▶ **YOUR TASK**
Each line of the records that includes "this" should be found and copied.

▶ **SUPPLIED DATA**
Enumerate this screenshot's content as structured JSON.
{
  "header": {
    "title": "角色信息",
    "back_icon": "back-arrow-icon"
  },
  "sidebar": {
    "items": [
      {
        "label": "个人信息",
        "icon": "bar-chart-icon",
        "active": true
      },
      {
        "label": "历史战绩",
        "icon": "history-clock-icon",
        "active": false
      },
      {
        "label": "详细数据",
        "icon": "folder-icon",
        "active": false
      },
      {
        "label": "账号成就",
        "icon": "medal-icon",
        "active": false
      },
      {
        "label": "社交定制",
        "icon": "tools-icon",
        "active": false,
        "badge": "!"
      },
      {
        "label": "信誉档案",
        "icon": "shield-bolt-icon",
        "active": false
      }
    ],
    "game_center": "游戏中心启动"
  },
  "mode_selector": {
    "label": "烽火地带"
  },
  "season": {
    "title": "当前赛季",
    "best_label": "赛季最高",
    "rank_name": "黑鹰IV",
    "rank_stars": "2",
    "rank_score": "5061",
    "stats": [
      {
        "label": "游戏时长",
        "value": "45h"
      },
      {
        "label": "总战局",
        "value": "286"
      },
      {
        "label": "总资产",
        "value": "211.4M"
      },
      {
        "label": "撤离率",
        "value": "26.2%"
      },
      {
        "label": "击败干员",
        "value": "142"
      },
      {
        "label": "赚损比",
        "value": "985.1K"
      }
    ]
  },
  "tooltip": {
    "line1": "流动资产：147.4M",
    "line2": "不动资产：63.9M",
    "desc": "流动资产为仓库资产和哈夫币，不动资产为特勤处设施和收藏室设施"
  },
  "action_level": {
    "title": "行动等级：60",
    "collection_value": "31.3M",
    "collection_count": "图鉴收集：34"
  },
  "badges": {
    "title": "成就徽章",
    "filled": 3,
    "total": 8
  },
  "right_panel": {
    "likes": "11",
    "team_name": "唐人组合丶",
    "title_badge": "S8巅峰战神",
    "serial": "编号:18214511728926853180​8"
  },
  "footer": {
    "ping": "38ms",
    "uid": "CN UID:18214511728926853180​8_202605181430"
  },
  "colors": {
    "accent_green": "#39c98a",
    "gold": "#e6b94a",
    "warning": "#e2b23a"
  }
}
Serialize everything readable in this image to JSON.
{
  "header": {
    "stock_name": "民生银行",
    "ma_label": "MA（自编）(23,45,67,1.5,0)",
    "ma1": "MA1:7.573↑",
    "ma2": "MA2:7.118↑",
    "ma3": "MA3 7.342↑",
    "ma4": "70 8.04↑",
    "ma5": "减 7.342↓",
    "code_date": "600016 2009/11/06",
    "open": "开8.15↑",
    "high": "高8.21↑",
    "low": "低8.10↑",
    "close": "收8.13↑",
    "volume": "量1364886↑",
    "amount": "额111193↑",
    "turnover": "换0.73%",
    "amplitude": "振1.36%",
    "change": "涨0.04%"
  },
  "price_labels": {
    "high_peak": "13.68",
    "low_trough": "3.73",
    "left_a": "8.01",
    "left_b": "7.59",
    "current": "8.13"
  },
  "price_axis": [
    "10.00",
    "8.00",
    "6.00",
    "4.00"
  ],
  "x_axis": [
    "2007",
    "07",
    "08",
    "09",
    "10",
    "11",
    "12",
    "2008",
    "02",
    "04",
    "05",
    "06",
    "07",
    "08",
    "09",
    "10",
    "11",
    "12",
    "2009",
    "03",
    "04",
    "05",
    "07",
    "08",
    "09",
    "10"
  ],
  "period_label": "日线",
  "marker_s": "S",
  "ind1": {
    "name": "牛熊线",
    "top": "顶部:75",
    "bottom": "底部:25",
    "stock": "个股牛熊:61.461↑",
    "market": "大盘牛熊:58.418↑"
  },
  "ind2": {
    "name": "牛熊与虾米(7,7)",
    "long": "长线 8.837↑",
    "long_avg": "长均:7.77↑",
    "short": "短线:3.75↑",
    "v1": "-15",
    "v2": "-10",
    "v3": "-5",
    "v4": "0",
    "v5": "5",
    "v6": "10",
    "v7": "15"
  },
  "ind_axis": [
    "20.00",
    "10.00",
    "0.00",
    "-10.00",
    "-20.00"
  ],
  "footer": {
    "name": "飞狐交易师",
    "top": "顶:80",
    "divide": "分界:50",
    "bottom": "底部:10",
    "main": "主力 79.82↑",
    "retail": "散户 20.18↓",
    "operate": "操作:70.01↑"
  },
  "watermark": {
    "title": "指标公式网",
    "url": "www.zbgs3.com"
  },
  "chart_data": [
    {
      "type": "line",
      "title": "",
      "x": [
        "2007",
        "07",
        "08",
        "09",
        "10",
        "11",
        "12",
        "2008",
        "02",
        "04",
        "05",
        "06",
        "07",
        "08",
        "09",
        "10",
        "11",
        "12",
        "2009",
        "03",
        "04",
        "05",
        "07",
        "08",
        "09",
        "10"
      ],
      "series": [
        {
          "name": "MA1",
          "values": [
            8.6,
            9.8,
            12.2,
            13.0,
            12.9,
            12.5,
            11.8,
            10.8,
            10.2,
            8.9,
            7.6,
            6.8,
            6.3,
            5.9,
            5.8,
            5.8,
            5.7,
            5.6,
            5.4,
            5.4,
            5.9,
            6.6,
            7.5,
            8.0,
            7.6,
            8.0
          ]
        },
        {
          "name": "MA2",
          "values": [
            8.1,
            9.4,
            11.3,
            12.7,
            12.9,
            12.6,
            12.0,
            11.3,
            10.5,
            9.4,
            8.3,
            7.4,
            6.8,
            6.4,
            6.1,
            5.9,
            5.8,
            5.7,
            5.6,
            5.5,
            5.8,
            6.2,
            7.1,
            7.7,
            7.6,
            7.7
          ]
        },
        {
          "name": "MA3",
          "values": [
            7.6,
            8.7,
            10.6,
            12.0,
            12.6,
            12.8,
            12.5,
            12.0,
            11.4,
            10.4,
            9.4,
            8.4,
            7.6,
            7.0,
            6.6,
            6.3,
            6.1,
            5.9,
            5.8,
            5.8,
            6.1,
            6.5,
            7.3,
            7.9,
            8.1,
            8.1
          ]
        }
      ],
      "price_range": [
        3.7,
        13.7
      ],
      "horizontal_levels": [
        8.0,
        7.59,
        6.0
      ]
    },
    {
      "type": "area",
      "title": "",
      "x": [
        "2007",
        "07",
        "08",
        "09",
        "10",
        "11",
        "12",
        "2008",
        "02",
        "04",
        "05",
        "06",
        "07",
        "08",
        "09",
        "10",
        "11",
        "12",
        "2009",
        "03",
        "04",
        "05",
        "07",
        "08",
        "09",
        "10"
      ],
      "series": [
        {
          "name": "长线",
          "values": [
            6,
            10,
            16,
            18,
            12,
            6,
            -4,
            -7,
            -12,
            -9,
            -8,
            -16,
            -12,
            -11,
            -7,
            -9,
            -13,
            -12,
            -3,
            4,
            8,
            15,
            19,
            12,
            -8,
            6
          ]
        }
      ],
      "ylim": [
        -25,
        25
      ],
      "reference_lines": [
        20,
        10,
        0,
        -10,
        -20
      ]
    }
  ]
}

▶ **ANSWER BOX**
Enumerate this screenshot's content as structured JSON.
Serialize everything readable in this image to JSON.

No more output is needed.